Robyn said the feeling of devastation that cancer brings is so incredibly hard to shake, especially during treatment. The mum said she wished she could tell her past self that she would be okay.

“I wish I knew that I would once again be okay and that I would feel happy again. I wish I knew life would be good once more because I completely lost that through it all. It’s just an endless feeling of devastation and upset. 

“I’m very happy to say I am okay and I got through it”

As we approach the end of March, Robyn said she is “feeling really good”. She underwent a lumpectomy and radiotherapy and finished her treatment in January. Robyn is now focusing on the future.

“Now that my treatment is finished, I’m trying to put it behind me and get back to normal.

Robyn said her diagnosis has “changed me for the better” because she now looks at life differently. “Having come through the other side, I feel so positive and excited for the future. I feel more courageous about going for things now, no more putting things off.

“No more wasting time worrying about silly things. Life is too short for that.”

“To any woman that does get bad news, don’t lose hope”

Robyn is sharing her story in a bid to urge other women to conduct self-exams, reach out to their doctors, and know the symptoms of breast cancer.

“Regular self-examinations take seconds to do and it could save your life. If caught early it’s completely treatable. Make yourself aware of the signs to look out for, it’s not just lumps, it can be pain, swelling, or itchiness.

“Women under 50 in Ireland are not in the mammogram programme and can slip through the net, we’re relying completely and utterly on ourselves.”

Robyn urged women who are over 50 to ensure they’re registered for the mammogram programme as you’re not called automatically. 

“To any woman that does get bad news, don’t lose hope.  There is so much help and support out there. The Irish Cancer Society is fantastic. I found them an invaluable source for reliable information. Purple House in Bray which was also my local cancer support centre.  There are some amazing, supportive people out there who will help you through.”

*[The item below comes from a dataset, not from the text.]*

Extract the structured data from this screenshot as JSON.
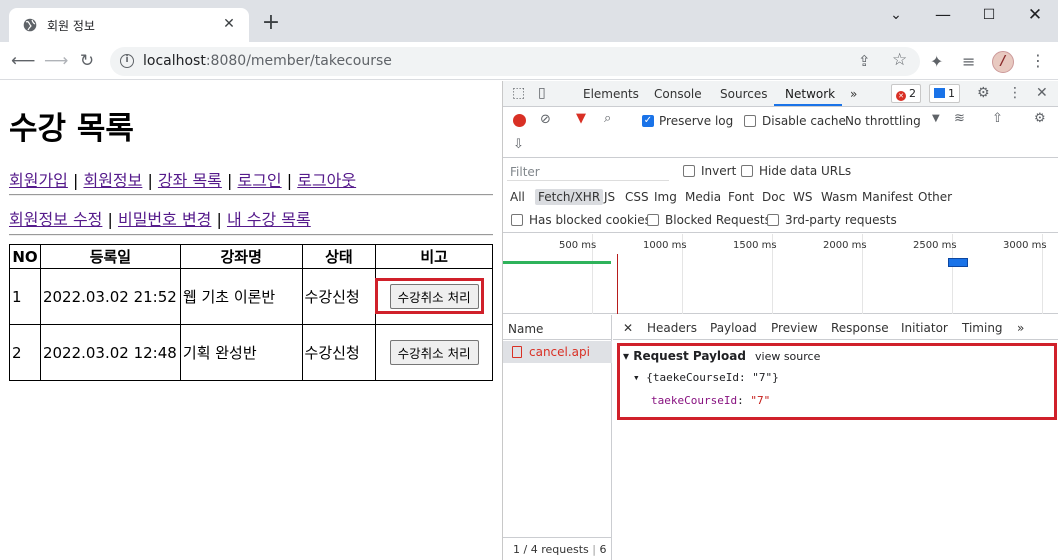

The Irish Cancer Society’s Daffodil Day takes place Friday 22nd March 2024 and they’re asking Ireland to come together as a community and go all in. Go to to donate and support the Irish Cancer Society.